CNAs are certified nursing assistants able to assist nurses with patient care tasks. RNs are licensed nurses that have completed a diploma or degree with clinical training and passed the national licensure exam (NCLEX). NPs are advanced practice registered nurses that have a minimum of a master’s level of education and additional clinical training, allowing them to diagnose and prescribe medication.
What is the fastest way to become a nurse?
The fastest way to become a licensed nurse is by completing a diploma program, which can be done in as little as one year and result in the ability to practice as an LPN/LVN. Another year of training beyond that can provide you with an ADN and open up additional job opportunities and income as an RN.
7 Questions to Ask Yourself to Decide Your Path
Now it’s time for some introspection: You already know you want to be in the nursing field, but you’re undecided about which specific path is right for you. These questions will help you determine which route to follow.
Am I interested in furthering my education in the future?
If you’re looking for a nursing position that is a stepping stone to one with more responsibilities (and requiring more education) in the future, you may want to consider starting with an RN to BSN program. Already having a BSN in hand will fulfill the requirement for future advanced degrees (MSN, DNP) down the road.
Do I prefer a particular healthcare setting?
Nurses are equipped to deal with a variety of patients and typically work with diverse populations. However, if you’re specifically hoping to help patients through childbirth, specializing as a CNM may be in order. Or if you’re seeking to help a different specialty, like pediatrics, gerontology, or neonatology, you may want to consider becoming a CNS. In most cases, choosing a specific setting will require more specialized education.
Do I see myself in a leadership role or in a specialized field in the future?
If you know from the outset that your goal is to work in nurse leadership, education, or in a specialized nursing field, you’ll be well advised to pursue your BSN or an advanced degree. This will equip you with the necessary education and experience to continually refine your career trajectory.
How much time and money am I willing to invest in education and training?

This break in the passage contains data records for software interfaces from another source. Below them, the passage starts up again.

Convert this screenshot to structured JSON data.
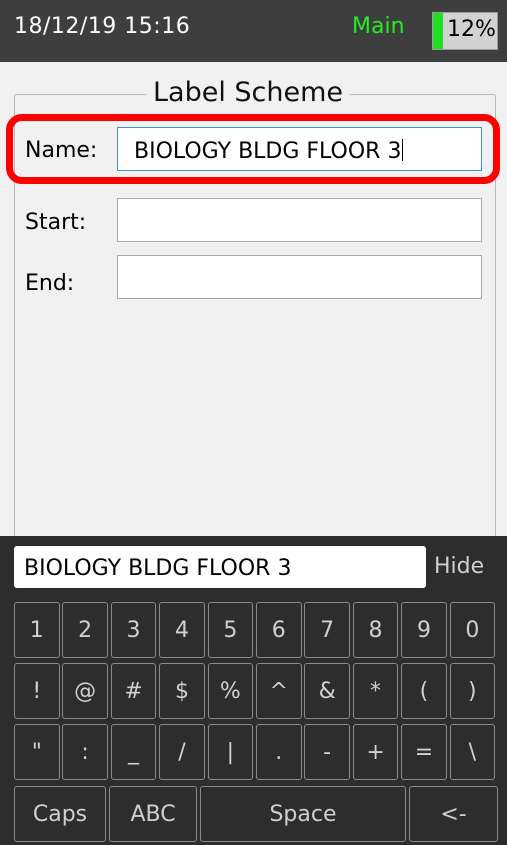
{
  "status_bar": {
    "datetime": "18/12/19 15:16",
    "power_source": "Main",
    "battery_text": "12%",
    "battery_level": 0.12
  },
  "form": {
    "title": "Label Scheme",
    "fields": [
      {
        "label": "Name:",
        "value": "BIOLOGY BLDG FLOOR 3"
      },
      {
        "label": "Start:",
        "value": ""
      },
      {
        "label": "End:",
        "value": ""
      }
    ]
  },
  "keyboard": {
    "preview_text": "BIOLOGY BLDG FLOOR 3",
    "hide_label": "Hide",
    "rows": [
      [
        "1",
        "2",
        "3",
        "4",
        "5",
        "6",
        "7",
        "8",
        "9",
        "0"
      ],
      [
        "!",
        "@",
        "#",
        "$",
        "%",
        "^",
        "&",
        "*",
        "(",
        ")"
      ],
      [
        "\"",
        ":",
        "_",
        "/",
        "|",
        ".",
        "-",
        "+",
        "=",
        "\\"
      ]
    ],
    "bottom_row": {
      "caps": "Caps",
      "abc": "ABC",
      "space": "Space",
      "backspace": "<-"
    }
  },
  "colors": {
    "status_bar_bg": "#3e3e3e",
    "power_source": "#22ee22",
    "battery_fill": "#22dd22",
    "highlight": "#ff0000",
    "keyboard_bg": "#2d2d2d"
  }
}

Because nursing paths are so diverse, you also have a variety of levels of financial and time investment. While you can become a CNA or LPN quickly and without paying tuition for a 4-year degree, you’ll also earn far less money. Conversely, investing in graduate education requires more time and money initially, but will likely result in more pay down the road. You’ll need to analyze your financial/time resources to determine what you can afford to commit.
How comfortable am I with direct patient care?
Are you interested in nursing because you want to work directly with patients and impart high-touch, high-quality care? If so, you’ll want to consider some of the more practical roles: CNAs, RNs, LPNs, NPs, or a specialty like midwifery or anesthesia. However, if you want to make your mark on the nursing field through management with less direct patient contact, consider pursuing a nurse leadership path, which often requires a master’s or doctoral degree.
What are my long-term career goals?
Many of the nursing pathways offer steps toward career advancement, so it might be best to consider long-term goals as early as possible. If you know you ultimately want to be a director or chief nursing officer, for example, it may be better to begin with an advanced degree in mind. But if you’re not convinced you’re passionate about nursing for the long-term, it might be better to start with CNA or LPN experience to test the waters.
What level of responsibility am I comfortable with?
Regardless of your specific career path, all nursing positions hold a great deal of responsibility. But there is somewhat of a spectrum, with CNAs having the least amount of delegation opportunities and big-picture decision-making (though again, they’re responsible for many facets of patient care), and doctoral-level leadership positions holding the most. Determining your comfort level within that spectrum may help guide your career direction.